(Source records)
☆ ☆ ☆ ☆ ☆

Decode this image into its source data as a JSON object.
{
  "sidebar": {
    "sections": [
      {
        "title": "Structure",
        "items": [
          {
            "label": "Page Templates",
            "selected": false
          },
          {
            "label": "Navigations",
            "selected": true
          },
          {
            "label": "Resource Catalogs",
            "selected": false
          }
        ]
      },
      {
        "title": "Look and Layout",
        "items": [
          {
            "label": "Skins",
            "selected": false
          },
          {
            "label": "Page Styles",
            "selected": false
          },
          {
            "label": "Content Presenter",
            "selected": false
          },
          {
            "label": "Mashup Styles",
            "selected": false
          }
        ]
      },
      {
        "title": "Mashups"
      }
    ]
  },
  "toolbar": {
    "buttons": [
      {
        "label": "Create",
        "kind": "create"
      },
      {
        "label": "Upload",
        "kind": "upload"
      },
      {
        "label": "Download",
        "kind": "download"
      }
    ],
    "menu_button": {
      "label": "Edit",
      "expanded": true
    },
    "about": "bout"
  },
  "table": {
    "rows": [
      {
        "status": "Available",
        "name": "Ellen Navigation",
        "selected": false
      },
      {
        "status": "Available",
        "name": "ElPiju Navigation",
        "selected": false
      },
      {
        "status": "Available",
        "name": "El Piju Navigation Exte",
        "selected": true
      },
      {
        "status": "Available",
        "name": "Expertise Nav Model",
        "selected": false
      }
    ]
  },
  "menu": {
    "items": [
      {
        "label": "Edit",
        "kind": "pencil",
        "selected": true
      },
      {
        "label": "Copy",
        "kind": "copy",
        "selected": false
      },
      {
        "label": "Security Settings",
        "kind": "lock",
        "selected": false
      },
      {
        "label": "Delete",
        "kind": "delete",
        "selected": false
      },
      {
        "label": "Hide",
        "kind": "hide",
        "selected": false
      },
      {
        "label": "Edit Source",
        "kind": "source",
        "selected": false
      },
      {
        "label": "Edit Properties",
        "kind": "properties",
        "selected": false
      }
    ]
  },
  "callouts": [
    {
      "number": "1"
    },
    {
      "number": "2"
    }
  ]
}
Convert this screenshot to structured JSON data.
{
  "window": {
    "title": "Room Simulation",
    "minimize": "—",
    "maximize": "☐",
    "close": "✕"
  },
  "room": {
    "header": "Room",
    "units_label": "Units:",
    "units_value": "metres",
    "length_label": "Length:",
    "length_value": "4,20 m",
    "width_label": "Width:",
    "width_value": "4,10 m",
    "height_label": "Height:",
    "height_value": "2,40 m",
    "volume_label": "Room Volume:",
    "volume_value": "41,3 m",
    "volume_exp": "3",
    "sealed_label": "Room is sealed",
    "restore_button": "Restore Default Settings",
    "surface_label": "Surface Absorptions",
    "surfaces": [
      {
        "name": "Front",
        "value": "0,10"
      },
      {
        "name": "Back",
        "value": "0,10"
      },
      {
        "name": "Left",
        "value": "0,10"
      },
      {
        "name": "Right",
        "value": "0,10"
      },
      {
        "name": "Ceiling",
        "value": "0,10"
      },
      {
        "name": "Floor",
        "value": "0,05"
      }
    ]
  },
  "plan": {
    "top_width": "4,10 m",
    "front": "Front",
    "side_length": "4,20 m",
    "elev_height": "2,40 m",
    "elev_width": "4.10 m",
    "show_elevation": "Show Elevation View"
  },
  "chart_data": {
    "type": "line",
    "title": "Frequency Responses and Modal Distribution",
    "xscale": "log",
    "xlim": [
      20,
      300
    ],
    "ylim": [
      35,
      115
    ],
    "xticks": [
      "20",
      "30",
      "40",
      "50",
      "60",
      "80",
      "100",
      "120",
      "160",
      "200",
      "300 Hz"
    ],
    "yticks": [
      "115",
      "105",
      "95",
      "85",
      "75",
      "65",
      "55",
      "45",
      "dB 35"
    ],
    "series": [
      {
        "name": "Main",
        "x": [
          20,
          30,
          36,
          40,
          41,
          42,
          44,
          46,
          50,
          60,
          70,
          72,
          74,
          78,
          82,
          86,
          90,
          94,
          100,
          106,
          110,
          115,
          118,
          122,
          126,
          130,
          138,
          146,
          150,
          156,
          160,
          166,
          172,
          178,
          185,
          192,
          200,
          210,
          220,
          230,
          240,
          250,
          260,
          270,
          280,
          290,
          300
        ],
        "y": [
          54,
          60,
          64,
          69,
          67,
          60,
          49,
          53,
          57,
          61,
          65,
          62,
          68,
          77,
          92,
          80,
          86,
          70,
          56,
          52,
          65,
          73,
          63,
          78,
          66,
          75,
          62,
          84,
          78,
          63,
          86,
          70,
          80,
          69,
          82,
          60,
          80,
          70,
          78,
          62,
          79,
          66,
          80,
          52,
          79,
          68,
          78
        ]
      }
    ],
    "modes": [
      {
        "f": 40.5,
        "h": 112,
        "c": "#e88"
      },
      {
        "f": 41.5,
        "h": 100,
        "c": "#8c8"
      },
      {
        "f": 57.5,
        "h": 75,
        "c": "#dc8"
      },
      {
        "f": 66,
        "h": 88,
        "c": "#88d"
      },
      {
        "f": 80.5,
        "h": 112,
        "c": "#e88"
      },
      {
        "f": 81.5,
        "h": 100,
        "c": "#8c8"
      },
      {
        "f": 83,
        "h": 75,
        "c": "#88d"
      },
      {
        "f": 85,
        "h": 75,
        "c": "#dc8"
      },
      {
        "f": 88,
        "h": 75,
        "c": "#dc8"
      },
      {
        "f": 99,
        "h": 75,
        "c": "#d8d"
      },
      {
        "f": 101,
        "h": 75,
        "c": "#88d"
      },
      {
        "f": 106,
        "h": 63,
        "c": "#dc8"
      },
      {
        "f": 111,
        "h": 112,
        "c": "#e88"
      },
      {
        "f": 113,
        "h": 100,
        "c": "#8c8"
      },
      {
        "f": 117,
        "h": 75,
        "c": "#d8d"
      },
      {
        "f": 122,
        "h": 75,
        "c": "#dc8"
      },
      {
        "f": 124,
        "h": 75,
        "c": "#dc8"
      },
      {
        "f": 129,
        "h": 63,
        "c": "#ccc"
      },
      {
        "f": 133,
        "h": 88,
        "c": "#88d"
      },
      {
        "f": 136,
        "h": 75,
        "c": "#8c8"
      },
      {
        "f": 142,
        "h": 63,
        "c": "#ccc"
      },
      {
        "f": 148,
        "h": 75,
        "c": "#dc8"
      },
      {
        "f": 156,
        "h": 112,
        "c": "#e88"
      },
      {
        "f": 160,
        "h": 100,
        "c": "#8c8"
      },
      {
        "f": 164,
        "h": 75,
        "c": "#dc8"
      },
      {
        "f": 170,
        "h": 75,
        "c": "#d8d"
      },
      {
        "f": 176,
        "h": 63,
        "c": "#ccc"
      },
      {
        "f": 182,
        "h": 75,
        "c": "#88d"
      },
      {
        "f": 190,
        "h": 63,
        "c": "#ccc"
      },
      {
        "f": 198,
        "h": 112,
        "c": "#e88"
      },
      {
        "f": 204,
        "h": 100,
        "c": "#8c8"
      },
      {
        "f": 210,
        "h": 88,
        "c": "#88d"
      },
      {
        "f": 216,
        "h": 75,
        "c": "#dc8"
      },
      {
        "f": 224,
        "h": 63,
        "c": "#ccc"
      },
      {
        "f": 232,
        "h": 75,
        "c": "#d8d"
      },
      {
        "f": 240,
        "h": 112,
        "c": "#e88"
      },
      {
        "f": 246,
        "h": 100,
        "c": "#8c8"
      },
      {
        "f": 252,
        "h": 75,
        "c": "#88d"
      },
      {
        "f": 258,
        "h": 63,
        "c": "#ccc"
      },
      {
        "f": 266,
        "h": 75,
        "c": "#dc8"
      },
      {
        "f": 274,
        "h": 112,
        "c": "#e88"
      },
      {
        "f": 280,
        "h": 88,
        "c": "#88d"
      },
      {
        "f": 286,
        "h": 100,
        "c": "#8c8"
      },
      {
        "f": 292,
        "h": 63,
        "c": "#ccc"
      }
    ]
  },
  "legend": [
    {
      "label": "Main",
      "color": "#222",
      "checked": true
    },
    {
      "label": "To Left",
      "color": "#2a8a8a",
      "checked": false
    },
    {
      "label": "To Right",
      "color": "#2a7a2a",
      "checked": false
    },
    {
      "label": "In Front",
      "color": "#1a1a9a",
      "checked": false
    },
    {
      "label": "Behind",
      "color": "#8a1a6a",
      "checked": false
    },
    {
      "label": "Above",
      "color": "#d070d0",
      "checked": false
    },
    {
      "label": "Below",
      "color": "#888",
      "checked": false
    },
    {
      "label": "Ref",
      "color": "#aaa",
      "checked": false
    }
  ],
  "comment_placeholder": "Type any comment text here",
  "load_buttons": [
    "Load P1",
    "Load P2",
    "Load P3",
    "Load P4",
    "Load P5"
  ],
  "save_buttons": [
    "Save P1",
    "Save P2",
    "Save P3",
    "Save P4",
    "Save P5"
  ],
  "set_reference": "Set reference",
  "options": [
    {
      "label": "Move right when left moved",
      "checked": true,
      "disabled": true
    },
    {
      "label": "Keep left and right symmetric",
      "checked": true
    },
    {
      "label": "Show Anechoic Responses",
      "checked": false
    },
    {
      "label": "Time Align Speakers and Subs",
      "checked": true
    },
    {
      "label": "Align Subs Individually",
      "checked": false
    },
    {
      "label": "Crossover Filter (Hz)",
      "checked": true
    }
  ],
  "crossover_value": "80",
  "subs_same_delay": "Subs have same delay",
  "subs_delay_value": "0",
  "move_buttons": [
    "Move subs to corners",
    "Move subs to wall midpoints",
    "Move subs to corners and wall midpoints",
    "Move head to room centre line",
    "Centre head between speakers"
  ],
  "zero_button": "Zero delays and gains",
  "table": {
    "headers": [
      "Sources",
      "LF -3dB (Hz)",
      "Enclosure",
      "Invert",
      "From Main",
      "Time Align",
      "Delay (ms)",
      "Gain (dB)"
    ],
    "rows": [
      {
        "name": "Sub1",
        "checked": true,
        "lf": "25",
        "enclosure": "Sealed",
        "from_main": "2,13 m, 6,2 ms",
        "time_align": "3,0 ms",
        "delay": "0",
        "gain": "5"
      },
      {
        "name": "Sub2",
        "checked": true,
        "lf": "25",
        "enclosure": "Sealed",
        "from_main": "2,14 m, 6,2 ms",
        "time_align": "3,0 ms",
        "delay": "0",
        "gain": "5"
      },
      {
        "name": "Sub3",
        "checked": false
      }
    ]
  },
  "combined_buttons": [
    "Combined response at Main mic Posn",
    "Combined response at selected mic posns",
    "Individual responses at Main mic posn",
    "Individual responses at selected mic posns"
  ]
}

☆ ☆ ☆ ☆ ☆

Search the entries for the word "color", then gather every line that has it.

Reply to the exercise -
      "color": "#222",
      "color": "#2a8a8a",
      "color": "#2a7a2a",
      "color": "#1a1a9a",
      "color": "#8a1a6a",
      "color": "#d070d0",
      "color": "#888",
      "color": "#aaa",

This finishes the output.